Fifty years ago I was working as a secretary in one of the major department stores in St. Louis. It was near Christmas so on my lunch hour, I visited the toy department. After all, I wasn’t that far beyond the age where toys were important to me.
In the toy department I found a small box with a knitting kit in it. The box stated it was a “teach yourself to knit” kit meant for 7 to 12 year olds. I figured I was as smart as any 7 to 12 year old; after all, I was 18. So I purchased the kit.
Sure enough, I managed to teach myself to knit. The project was a headband that went across the top of your head and tied under your chin. That was the fashion back then. This little project taught you how to cast on, how to do increases and decreases and how to cast off. I was well on my way.
It was also the style back then to wear plaid skirts with solid color sweaters. My sister, who was still in high school, had a lot of skirts and sweaters. But she had one skirt she didn’t have a matching sweater to wear with it. Mom made most of our clothes. She gave me a scrap of the fabric of that skirt and I set off to buy a matching sweater … but not a ready-to-wear sweater, one I would knit.
Back in those days, department stores had Art Needlework departments where they sold sweater kits, various types of embroidery, and other needlework. So on my lunch hour I visited with my fabric scrap. Sweater kits contained all the yarn you needed to knit a sweater plus the pattern. You had to buy the needles separately. I hunted through all the kits on offer and found only one that matched my fabric scrap. So I bought it and set about knitting it.

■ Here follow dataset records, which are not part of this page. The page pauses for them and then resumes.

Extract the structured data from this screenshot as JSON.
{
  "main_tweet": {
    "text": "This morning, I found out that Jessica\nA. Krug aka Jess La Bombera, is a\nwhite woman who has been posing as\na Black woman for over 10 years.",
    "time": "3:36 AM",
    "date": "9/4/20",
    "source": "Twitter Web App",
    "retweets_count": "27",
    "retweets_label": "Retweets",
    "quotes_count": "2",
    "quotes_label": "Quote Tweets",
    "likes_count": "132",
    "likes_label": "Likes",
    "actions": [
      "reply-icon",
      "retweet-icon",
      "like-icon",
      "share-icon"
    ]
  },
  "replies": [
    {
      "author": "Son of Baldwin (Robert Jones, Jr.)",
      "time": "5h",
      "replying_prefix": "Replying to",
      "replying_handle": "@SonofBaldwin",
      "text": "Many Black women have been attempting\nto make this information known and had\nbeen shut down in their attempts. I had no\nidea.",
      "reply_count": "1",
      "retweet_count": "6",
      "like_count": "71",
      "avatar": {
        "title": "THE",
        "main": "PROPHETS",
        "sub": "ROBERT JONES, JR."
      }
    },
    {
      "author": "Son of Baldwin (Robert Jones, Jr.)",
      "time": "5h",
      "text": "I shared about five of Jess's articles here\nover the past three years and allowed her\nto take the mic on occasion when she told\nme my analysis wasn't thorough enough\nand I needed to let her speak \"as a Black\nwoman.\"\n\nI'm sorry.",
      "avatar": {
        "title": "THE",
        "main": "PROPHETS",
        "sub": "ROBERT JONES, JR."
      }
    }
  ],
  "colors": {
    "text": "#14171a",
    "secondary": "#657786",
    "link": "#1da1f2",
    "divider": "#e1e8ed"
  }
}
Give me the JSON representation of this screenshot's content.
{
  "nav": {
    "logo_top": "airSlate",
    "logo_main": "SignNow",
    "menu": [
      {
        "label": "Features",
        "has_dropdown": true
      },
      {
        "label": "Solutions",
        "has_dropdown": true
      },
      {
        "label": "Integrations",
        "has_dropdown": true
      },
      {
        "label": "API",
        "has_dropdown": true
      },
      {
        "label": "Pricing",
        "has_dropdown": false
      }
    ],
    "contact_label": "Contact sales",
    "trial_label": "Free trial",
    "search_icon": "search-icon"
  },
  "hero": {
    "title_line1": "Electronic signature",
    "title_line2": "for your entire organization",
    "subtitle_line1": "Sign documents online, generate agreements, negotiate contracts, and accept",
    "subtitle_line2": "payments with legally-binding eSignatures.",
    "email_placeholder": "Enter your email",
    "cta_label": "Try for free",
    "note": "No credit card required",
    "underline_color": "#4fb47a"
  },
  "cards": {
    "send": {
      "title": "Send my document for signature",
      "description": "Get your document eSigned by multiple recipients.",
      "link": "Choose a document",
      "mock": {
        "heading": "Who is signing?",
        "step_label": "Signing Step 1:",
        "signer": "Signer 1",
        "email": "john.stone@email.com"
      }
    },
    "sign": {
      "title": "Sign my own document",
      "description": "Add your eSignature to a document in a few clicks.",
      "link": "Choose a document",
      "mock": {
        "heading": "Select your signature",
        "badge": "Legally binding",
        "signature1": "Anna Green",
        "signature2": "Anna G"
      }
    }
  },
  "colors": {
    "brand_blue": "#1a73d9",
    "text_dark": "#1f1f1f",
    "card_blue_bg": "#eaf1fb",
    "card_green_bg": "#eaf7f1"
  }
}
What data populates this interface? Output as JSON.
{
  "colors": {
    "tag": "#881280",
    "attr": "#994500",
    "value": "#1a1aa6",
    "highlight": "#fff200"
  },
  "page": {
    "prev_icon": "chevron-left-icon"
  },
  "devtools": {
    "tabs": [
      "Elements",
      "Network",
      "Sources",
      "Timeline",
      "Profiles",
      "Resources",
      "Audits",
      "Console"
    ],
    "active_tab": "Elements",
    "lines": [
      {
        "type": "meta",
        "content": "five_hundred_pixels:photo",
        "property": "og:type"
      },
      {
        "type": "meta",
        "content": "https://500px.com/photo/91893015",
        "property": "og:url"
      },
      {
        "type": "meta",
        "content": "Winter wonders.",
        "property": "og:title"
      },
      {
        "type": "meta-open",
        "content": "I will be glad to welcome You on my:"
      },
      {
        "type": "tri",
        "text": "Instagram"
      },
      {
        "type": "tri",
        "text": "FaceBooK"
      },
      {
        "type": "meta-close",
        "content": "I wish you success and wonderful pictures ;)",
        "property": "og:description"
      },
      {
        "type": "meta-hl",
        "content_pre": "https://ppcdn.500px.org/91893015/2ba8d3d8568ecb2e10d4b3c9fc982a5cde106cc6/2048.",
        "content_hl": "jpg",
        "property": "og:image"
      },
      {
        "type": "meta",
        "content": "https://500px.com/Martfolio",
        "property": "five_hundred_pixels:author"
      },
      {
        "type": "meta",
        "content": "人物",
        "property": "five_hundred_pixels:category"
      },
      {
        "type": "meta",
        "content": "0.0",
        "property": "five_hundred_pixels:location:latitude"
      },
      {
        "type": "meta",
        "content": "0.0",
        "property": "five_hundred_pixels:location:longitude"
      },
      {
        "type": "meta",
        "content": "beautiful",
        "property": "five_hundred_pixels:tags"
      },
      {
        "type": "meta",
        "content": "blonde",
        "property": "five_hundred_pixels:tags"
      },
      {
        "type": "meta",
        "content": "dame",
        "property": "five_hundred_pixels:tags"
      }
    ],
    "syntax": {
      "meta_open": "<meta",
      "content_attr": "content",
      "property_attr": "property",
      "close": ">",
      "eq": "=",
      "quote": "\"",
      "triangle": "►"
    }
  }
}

There was a woman in my department who knitted and she would help me if I got stuck. She gave me a wise piece of advice. “Don’t read ahead in your pattern; it will only confuse you. Read one line at a time and do what it says. Then read the next one and do it.” So that’s what I did.
About four months later my sister’s sweater was complete. Only then did the woman who was my mentor tell me I had bought the most difficult sweater kit the store had for sale. It had cables, a vee neck, a collar, and used a variety of stitches in the body of the cables between crosses. But I didn’t know it was difficult. I just did what she told me to do — read a line and knit it.
After that I was never afraid to attempt a knit project. If I wanted it, I was able to knit it. I’ve passed her advice on to other knitters.
So what have I knit in these 50 years? Skirts, jackets, a couple of dresses, baby sweaters/hats/booties, socks, sweaters, hats, purses, scarves, mittens, afghans — anything I wanted.